**Task to complete**
Lines below that include the word "from" should each be copied.

• • •

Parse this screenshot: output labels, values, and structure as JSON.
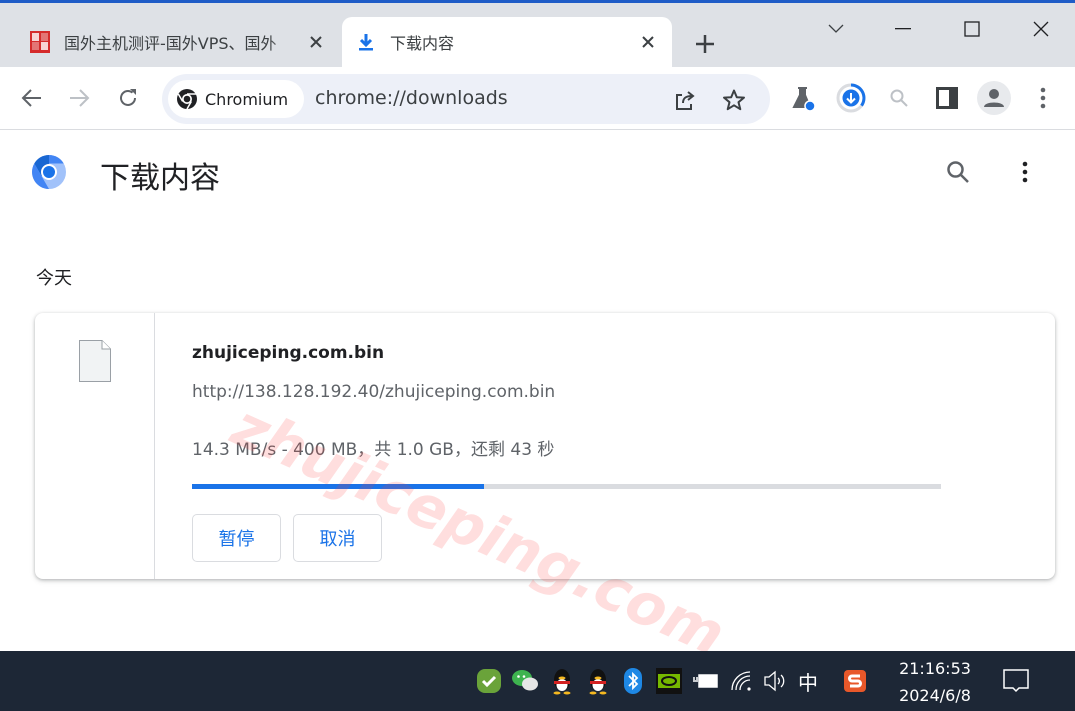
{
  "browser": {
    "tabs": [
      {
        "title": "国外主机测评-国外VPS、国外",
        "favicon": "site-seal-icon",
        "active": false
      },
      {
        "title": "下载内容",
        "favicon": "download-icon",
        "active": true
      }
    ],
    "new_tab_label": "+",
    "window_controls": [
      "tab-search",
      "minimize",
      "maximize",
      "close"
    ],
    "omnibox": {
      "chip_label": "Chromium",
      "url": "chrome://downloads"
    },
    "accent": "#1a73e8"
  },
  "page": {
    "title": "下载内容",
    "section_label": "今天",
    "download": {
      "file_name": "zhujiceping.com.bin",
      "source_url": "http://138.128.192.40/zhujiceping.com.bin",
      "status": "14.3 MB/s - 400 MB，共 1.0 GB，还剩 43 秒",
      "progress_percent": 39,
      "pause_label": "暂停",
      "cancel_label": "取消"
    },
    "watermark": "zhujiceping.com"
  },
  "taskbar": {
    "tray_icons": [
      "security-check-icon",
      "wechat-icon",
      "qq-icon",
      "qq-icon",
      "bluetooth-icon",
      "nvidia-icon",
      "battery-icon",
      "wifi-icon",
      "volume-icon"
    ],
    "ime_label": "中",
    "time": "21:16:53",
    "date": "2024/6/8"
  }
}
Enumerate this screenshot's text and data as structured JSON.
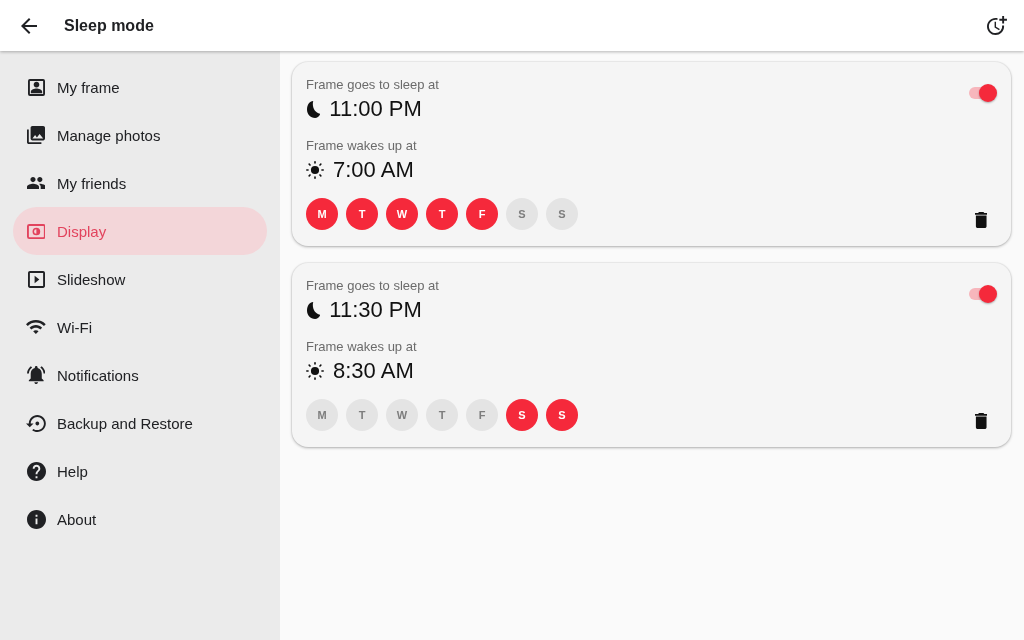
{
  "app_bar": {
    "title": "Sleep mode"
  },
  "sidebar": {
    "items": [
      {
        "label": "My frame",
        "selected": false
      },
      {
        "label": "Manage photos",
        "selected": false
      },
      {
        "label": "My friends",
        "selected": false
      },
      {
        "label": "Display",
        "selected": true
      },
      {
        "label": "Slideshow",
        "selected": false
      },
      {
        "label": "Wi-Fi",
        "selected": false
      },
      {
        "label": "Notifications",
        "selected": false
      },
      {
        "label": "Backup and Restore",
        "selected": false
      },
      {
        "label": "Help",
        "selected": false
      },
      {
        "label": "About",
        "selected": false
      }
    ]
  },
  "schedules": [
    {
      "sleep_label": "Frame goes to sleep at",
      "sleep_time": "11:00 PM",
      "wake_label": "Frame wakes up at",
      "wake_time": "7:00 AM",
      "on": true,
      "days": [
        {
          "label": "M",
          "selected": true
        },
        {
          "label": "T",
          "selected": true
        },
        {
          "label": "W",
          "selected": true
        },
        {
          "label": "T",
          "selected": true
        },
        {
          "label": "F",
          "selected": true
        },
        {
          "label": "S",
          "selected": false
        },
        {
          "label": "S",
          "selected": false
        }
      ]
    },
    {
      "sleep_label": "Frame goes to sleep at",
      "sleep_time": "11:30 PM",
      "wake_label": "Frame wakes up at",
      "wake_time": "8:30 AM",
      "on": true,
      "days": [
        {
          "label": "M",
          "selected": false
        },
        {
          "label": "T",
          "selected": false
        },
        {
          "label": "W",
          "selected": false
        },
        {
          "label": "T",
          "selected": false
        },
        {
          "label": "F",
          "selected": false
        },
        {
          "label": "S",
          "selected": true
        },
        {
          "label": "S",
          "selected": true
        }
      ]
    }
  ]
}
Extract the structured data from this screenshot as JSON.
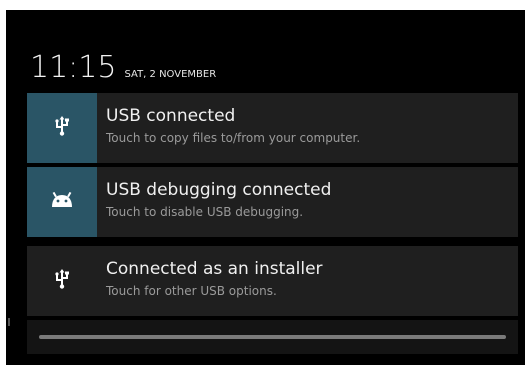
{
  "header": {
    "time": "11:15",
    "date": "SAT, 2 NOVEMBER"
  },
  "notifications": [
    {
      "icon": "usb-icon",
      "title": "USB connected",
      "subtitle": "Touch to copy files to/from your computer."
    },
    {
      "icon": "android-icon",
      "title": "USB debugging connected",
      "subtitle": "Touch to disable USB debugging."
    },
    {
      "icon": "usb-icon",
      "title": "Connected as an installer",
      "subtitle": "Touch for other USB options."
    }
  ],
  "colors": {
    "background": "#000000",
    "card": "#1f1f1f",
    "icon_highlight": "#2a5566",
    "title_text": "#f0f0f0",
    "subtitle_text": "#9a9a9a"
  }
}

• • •

**Exercise response**
Extract the structured data from this screenshot as JSON.
      "subtitle": "Touch to copy files to/from your computer."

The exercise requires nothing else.